PseudoBulbar Affect (PBA) is a neurologic condition that causes sudden, frequent episodes of uncontrollable crying and/or laughing. PBA is caused by certain neurologic diseases or brain injuries, including:
- Alzheimer’s disease/dementia
- Multiple sclerosis (MS)
- Traumatic brain injury (TBI)
- Parkinson’s disease
- ALS (Lou Gehrig’s disease)
- Other neurologic conditions
During a PBA episode, the crying or laughing that is expressed may be exaggerated or may not match what the person is feeling inside. PBA is a specific condition, distinct from other types of emotional lability that may occur in patients with neurologic disease or injury.
PseudoBulbar Affect (PBA) can happen when certain neurologic conditions or brain injuries damage the areas of the brain involved in the expression of our emotions, specifically crying and/or laughing. This damage can disrupt brain signaling, similar to a "short circuit" that results in PBA episodes of uncontrollable crying or laughing.
People with PBA often describe their PBA episodes as upsetting and may be confused as to what is causing them. The crying or laughing episodes may be exaggerated or not match the situation or how they really feel inside.
PBA is a condition that results in sudden, frequent, uncontrollable crying and/or laughing that doesn't match how you feel; it results from a brain injury or neurologic condition. Depression is a mood disorder characterized by persistent sadness or loss of interest or ability to experience pleasure.
Read more about PBA vs Depression.
In a clinical study, some patients experienced fewer PBA episodes after 1 week of taking NUEDEXTA. Patients averaged 82% fewer PBA episodes at the end of the 12-week study.* Your results may vary.
Results vs baseline. Patients taking placebo experienced 19% fewer PBA episodes at Week 1 and 45% fewer episodes at Week 12 and 29% were completely free of PBA episodes in the final 2 weeks of the 12 week study.†
†Pioro EP, Brooks BR, Cummings J, et al. Dextromethorphan plus ultra low-dose quinidine reduces pseudobulbar affect. Ann Neurol. 2010;68:693-702.
The most common side effects of NUEDEXTA are diarrhea, dizziness, cough, vomiting, weakness, and swelling of the feet and ankles. Each of these side effects was seen in less than 15% of patients taking NUEDEXTA in a clinical trial for PBA.
If you feel dizzy, be extra careful not to fall, especially if you have a hard time walking or a problem with falling. This is not a complete list of side effects. Tell your doctor about any side effect that bothers you or does not go away. Please see the Important Safety Information below for additional information. For a complete list of possible side effects, please see Full Prescribing Information.
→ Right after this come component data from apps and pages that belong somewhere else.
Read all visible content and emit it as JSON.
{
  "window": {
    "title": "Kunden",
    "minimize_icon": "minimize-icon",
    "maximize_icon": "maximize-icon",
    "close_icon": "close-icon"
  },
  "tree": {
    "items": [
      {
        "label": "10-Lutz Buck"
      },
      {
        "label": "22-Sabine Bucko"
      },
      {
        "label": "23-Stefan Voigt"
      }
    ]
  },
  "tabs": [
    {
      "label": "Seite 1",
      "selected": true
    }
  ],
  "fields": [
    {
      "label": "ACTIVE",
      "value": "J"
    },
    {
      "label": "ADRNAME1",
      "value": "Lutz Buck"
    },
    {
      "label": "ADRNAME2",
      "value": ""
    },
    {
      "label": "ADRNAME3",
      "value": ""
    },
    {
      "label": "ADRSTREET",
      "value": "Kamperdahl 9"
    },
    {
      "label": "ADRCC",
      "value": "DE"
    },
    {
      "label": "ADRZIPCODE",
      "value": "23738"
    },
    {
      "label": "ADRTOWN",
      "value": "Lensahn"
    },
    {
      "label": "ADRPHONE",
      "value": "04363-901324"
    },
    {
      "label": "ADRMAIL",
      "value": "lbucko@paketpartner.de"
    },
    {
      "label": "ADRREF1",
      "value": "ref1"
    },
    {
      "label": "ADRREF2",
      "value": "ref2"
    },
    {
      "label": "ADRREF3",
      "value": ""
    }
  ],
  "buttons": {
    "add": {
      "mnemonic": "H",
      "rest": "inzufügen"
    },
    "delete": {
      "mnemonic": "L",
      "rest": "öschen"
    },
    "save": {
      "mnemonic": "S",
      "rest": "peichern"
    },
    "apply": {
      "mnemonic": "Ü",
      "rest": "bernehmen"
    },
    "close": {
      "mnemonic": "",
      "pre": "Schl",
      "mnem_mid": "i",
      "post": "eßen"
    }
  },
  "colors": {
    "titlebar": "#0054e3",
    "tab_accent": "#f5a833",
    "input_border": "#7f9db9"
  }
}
Be sure to talk about this with your doctor. Your doctor may prescribe NUEDEXTA in addition to other medications you may be taking. However, NUEDEXTA and certain other medicines can interact, causing serious side effects. Be sure to tell your doctor about all medicines, supplements, and vitamins that you take before starting NUEDEXTA. Before starting a new medicine, remind your doctor if you are taking NUEDEXTA.
You can use the NUEDEXTA Co-Pay Calculator to instantly find your out-of-pocket cost for NUEDEXTA and learn about options to help reduce your prescription costs.